In his column yesterday in the New York Times, When Everyone’s a Friend, Is Anything Private?, Randall Stross explored what he calls the Law of Amiable Inclusiveness and its growing practice on Facebook. He observed that the average number of "friends" on Facebook has grown from 100 to 120 in the past few months as more people routinely accept friend requests, even from people they don't know.
I've found I am moving in that direction as well. When I first joined Facebook I only accepted friend invitations from people I had met, and occasionally sent replies to those I didn't recognize asking if we knew each other. After a few of those people reminded me of a conversation, typically at a computer industry event, I adopted a more permissive attitude, usually looking at whether we have any friends in common. This heuristic is obviously vulnerable to serial frienders, but then it's only Facebook so who really cares?
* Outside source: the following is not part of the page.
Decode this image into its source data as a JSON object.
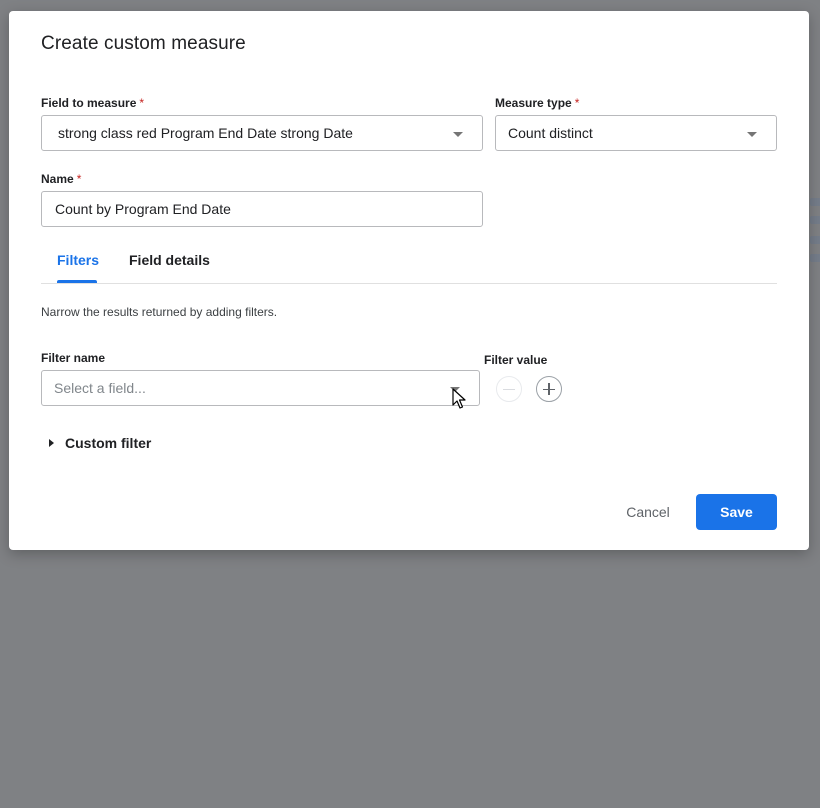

Stross goes on to describe the debate between people who think Facebook's default privacy settings are too loose and those who point out that if users really cared they could change the settings. Since most don't bother, he concludes that with the concept of "friend" being so all-inclusive, it seems pointless to distinguish between private and public.
I draw a somewhat different conclusion. Most of the information people post on Facebook is innocuous if not downright uninteresting to anyone but one's real friends. This is especially true now that Facebook's membership has been open to the post-college crowd who presumably have settled down to less colorful private lives. Still, it seems creepy to some people that a total stranger would be interested in such things, and puzzling that more Facebook posters aren't concerned. (Obviously they haven't been watching much "reality" television.) One way people that people can be made to feel more comfortable with the potential exposure is to limit it somehow, even if that limitation is arbitrary. The requirement that people had to be in one's "network" to see one's profile is one such safeguard, as if one was safer if the person looking at the profile was from the same town. (Personally, I would be more concerned about being stalked by someone in my own town than someone a continent away.) The requirement that someone be a "friend" may serve a similar purpose. Even though these friends may not be people one has actually met, there is at least some semblance of control, which is good enough for most people.